In the listing below, find every line with the string "andym" and pull it out.

» **Data extract**
——

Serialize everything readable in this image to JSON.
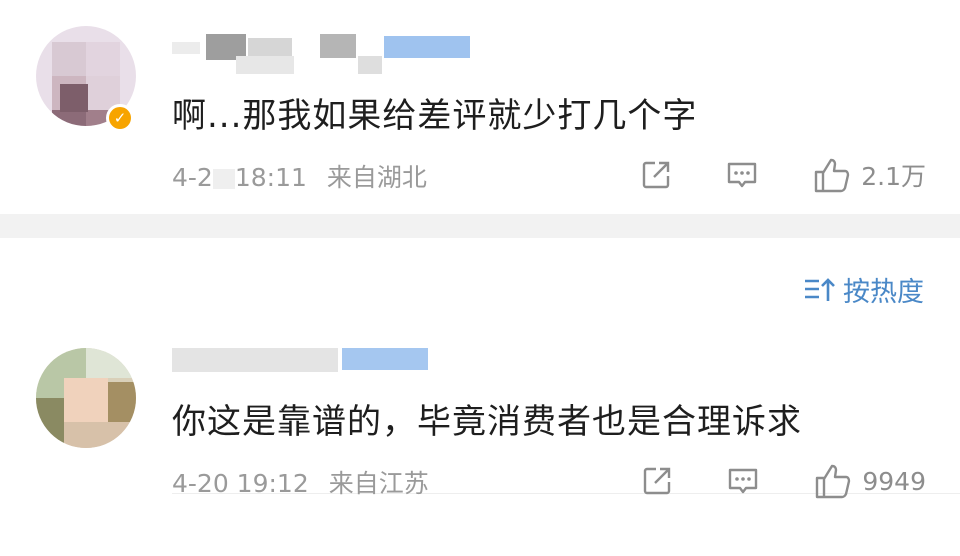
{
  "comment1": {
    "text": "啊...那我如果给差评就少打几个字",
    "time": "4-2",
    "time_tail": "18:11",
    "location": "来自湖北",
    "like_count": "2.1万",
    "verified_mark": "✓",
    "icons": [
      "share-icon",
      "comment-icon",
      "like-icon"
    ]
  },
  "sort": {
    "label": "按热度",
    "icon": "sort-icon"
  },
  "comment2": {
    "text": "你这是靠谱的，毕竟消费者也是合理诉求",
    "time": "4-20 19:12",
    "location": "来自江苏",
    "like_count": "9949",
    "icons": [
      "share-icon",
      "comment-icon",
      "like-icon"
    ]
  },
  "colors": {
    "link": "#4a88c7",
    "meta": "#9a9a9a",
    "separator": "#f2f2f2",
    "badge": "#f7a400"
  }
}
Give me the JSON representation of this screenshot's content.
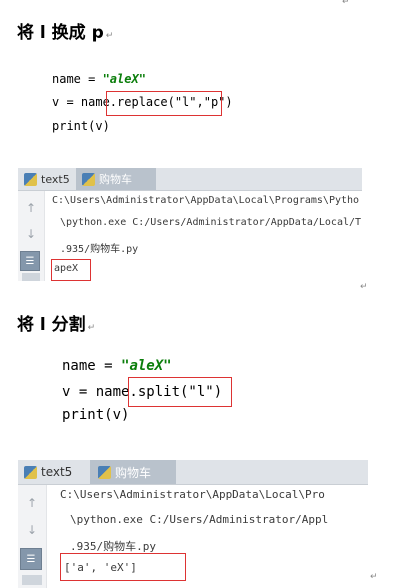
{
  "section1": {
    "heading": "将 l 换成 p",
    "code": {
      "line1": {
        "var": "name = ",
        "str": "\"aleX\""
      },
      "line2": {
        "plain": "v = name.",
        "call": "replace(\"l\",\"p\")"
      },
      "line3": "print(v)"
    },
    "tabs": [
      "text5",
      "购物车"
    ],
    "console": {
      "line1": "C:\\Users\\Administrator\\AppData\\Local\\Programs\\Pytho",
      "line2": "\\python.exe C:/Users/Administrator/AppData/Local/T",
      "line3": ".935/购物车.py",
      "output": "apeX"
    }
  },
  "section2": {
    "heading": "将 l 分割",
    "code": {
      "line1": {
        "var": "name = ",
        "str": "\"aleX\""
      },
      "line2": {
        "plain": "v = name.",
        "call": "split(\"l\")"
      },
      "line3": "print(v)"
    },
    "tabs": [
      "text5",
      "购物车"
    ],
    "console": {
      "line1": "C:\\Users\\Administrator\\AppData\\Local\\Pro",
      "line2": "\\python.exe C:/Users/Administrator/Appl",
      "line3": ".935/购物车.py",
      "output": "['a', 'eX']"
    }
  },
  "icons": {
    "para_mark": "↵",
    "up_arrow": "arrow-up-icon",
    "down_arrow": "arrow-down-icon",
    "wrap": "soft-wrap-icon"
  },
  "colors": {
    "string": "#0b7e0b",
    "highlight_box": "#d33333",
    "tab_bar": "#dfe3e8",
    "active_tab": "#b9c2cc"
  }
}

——

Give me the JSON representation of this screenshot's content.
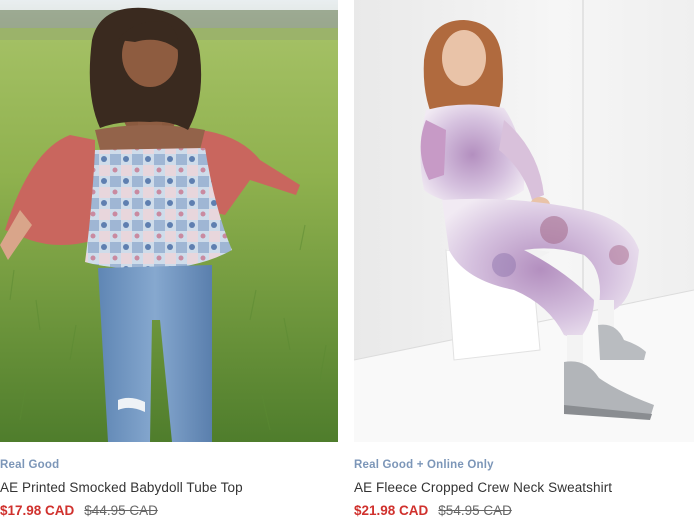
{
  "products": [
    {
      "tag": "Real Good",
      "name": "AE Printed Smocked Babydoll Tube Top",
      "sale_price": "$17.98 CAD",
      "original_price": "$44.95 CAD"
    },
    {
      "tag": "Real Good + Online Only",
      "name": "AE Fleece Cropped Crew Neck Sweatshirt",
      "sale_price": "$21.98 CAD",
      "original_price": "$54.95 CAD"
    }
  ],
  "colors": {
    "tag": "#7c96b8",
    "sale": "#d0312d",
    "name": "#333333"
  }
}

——

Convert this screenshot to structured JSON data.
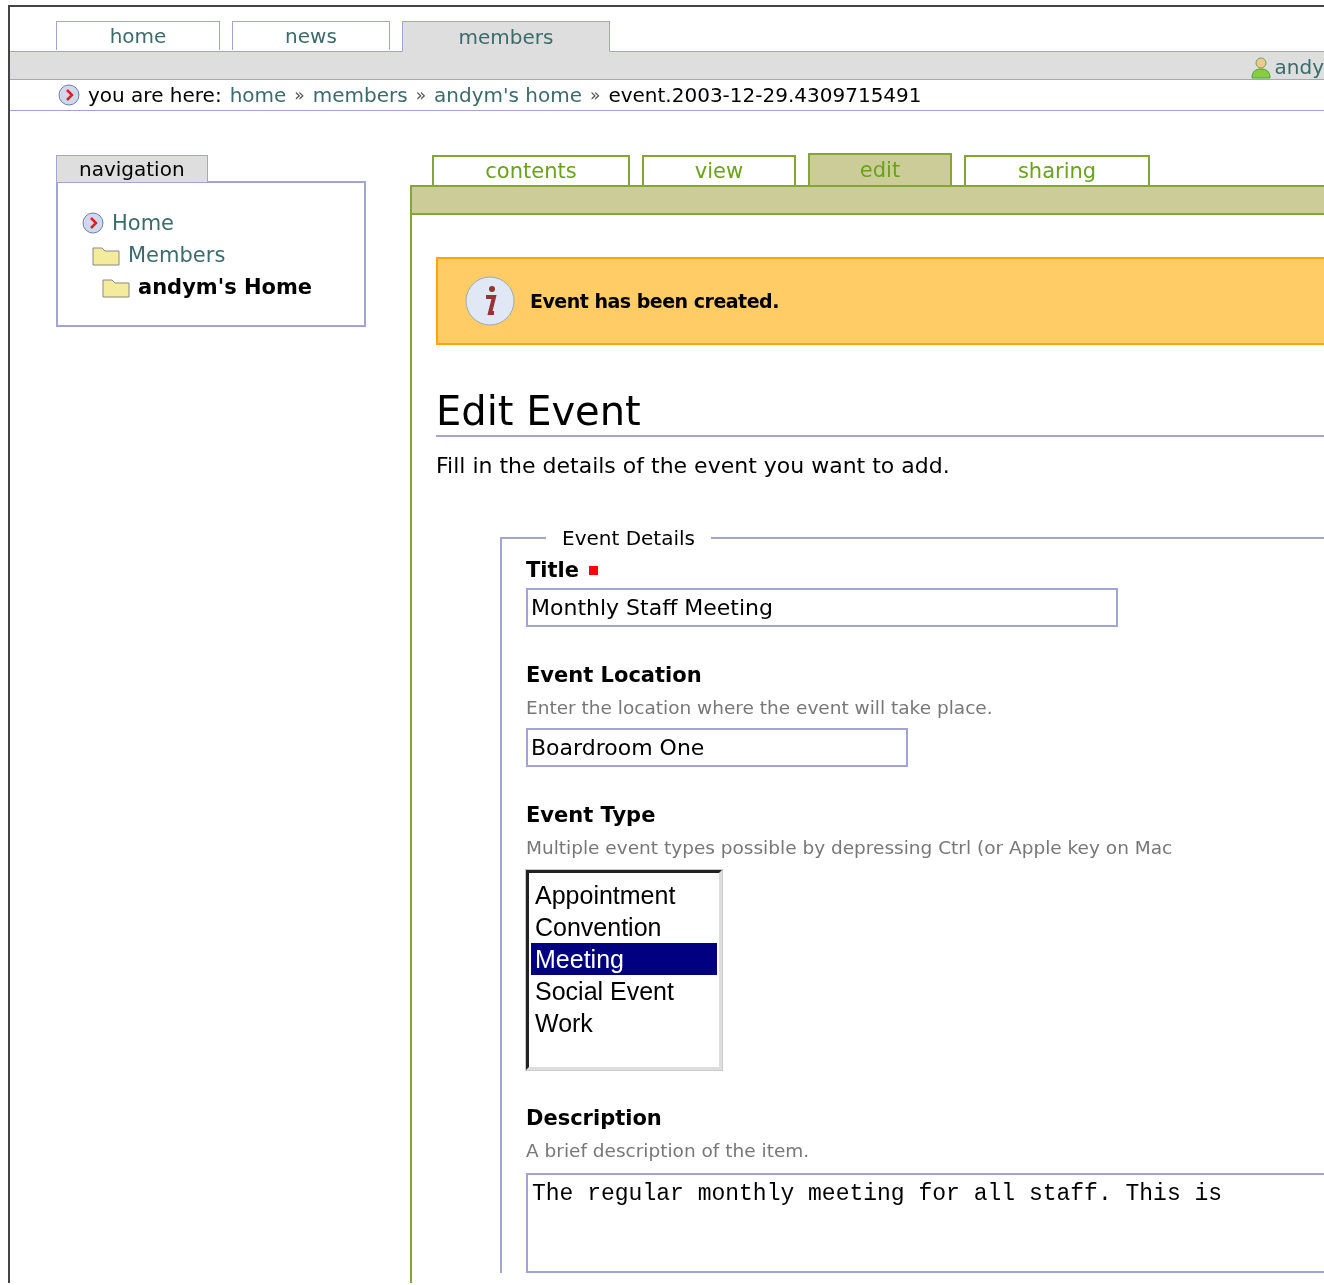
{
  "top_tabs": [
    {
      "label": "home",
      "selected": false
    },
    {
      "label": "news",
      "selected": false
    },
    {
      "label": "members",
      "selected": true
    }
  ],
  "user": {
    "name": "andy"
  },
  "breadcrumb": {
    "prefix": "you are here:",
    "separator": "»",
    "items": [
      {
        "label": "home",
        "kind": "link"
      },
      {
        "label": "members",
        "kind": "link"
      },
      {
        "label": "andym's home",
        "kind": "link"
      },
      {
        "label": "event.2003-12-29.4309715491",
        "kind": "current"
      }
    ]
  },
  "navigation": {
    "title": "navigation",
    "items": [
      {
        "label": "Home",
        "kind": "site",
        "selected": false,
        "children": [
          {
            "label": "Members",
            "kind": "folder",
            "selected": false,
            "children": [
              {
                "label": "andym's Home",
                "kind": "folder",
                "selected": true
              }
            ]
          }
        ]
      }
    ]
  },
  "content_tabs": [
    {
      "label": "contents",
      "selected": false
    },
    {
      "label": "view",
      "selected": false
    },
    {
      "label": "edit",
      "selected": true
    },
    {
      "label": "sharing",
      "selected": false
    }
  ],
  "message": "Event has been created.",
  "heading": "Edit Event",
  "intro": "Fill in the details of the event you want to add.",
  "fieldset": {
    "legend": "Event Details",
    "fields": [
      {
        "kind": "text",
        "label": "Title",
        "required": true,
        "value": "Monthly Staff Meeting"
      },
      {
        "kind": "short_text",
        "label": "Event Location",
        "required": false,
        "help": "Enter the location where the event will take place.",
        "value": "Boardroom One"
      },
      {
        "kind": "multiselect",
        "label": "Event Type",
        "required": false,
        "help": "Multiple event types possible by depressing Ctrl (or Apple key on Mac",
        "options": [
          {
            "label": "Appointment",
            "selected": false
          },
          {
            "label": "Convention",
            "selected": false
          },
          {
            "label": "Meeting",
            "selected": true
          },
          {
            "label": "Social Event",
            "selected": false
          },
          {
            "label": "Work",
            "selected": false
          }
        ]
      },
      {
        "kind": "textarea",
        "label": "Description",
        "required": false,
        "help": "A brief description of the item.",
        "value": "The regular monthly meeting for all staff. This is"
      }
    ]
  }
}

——

» **Result below**
        "label": "andym's home",
                "label": "andym's Home",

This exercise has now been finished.